Stress-induced dopamine release in human medial prefrontal cortex—18F-Fallypride/PET study in healthy volunteers
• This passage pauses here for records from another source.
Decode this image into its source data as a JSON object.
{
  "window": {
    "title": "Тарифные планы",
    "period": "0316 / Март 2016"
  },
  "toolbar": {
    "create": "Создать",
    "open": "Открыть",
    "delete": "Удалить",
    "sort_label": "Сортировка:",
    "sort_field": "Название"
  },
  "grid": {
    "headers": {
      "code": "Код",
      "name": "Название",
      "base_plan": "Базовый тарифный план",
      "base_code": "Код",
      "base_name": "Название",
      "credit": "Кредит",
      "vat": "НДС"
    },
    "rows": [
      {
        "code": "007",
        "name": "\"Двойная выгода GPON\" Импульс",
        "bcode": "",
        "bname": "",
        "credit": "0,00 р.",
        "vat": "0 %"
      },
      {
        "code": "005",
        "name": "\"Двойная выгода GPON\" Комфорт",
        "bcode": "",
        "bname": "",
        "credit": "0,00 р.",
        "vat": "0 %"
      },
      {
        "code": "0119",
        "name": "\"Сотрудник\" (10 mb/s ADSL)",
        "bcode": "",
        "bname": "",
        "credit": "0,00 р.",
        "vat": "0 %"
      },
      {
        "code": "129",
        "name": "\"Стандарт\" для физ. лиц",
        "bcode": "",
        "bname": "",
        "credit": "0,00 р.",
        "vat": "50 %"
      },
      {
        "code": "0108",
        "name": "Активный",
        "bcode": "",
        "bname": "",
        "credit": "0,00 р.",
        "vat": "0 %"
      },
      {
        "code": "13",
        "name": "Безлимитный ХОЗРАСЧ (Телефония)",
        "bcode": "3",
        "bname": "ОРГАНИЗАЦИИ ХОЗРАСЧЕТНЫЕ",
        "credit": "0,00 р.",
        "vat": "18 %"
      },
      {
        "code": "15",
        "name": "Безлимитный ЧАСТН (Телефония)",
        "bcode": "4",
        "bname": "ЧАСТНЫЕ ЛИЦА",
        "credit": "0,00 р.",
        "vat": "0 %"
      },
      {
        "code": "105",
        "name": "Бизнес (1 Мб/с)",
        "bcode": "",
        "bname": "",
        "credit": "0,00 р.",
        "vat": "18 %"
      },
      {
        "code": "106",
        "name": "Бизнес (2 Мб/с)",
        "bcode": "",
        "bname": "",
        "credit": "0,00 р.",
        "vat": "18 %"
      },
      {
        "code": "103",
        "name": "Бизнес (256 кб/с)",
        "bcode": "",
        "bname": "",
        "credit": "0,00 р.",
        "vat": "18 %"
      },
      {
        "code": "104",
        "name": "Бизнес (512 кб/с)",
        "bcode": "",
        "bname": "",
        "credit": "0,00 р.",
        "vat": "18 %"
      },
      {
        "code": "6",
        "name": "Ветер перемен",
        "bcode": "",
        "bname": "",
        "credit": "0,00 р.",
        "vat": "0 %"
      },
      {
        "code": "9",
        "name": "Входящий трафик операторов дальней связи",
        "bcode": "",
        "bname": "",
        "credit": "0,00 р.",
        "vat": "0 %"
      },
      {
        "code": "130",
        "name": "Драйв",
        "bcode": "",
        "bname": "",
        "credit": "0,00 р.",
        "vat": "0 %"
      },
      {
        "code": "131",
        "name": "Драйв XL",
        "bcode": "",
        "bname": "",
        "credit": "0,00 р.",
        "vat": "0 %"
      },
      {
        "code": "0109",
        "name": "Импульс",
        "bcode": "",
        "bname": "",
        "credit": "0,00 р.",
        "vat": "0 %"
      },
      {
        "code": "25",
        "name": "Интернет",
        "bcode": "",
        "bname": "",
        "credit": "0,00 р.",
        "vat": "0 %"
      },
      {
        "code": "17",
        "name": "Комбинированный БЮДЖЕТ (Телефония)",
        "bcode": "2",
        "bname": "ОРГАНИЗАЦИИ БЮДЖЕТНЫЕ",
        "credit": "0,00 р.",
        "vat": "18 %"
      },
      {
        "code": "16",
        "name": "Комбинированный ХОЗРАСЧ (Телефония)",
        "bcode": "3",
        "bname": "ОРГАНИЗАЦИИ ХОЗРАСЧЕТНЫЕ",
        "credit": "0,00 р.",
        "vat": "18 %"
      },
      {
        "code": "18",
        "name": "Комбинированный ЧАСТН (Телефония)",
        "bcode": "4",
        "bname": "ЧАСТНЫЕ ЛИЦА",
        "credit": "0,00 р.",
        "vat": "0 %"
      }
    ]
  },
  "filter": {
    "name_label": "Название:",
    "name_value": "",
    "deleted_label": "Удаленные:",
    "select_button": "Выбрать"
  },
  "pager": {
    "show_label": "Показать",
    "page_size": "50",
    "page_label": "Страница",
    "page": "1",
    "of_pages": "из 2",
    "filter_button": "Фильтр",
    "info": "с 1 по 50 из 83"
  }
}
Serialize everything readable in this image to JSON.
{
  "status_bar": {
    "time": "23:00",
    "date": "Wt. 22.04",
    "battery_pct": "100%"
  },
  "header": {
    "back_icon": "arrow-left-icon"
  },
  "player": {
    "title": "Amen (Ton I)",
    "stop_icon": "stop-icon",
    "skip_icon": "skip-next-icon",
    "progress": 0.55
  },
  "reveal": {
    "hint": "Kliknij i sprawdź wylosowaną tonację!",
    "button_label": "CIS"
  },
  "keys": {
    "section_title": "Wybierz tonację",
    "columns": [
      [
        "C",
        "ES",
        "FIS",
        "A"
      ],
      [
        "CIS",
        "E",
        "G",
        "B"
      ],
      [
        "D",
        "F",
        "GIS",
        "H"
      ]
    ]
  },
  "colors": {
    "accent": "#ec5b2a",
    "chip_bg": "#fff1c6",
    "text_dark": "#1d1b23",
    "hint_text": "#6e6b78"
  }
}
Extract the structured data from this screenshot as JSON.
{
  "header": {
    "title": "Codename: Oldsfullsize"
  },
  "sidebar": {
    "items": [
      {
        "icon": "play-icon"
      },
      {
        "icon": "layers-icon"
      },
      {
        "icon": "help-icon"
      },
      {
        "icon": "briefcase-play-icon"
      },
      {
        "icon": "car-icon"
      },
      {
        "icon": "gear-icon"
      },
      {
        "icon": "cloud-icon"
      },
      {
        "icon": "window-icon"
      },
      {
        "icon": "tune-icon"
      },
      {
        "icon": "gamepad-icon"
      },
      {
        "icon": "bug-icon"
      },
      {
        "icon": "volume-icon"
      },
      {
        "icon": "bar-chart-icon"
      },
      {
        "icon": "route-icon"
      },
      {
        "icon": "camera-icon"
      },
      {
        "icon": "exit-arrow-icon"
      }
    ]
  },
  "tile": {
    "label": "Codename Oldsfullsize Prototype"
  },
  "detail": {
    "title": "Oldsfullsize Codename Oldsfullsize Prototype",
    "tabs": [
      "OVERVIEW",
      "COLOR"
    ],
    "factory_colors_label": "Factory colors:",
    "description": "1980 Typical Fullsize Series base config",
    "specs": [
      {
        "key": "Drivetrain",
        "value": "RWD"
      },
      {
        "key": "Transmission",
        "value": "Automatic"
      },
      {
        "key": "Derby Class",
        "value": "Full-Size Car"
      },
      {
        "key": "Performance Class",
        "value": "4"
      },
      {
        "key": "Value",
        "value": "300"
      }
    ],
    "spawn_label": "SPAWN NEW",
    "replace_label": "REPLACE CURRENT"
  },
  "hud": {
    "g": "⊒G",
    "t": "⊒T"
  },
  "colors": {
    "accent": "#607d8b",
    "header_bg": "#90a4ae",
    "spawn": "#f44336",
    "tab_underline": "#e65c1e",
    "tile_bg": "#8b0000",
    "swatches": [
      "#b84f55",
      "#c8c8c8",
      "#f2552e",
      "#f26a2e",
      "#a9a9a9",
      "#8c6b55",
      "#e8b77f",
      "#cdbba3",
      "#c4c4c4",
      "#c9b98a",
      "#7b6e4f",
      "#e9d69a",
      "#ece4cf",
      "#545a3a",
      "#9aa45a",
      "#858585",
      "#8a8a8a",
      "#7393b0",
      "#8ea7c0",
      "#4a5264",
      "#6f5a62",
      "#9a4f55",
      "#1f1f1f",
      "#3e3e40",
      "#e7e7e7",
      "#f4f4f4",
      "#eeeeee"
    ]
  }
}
Background: In laboratory animals, environmental stressors markedly activate the mesocortical dopamine system. The present study tested whether this occurs in humans. Methods: The effects of a laboratory psychological stressor (Montreal Imaging Stress Task, MIST) on mesocortical dopamine release in healthy young adults (11 males, mean age ± SD, 20.6 ± 2.4 years) was measured using positron emission tomography and [18F]fallypride. Each subject was scanned in two separate days in counterbalanced order: one with the MIST and one with the control task. Binding potential (BPND) maps of the whole brain were calculated for each scan, using a simplified reference tissue compartmental model. Then BPND was compared between subjects. Heart rate, galvanic skin response, and salivary cortisol level were measured during the scans. Results: The psychological stressor significantly decreased [18F]fallypride binding values in the dorsal part of the medial prefrontal cortex (dmPFC), corresponding to the rostal part of the cingulate motor zone. The greater the stress-induced decrease in [18F]fallypride binding in the dmPFC, the greater the stress-induced increases in heart rate. Conclusions: The present study provides evidence of stress-induced dopamine release in the mPFC in humans, in vivo. Synapse 67:821–830, 2013. © 2013 Wiley Periodicals, Inc.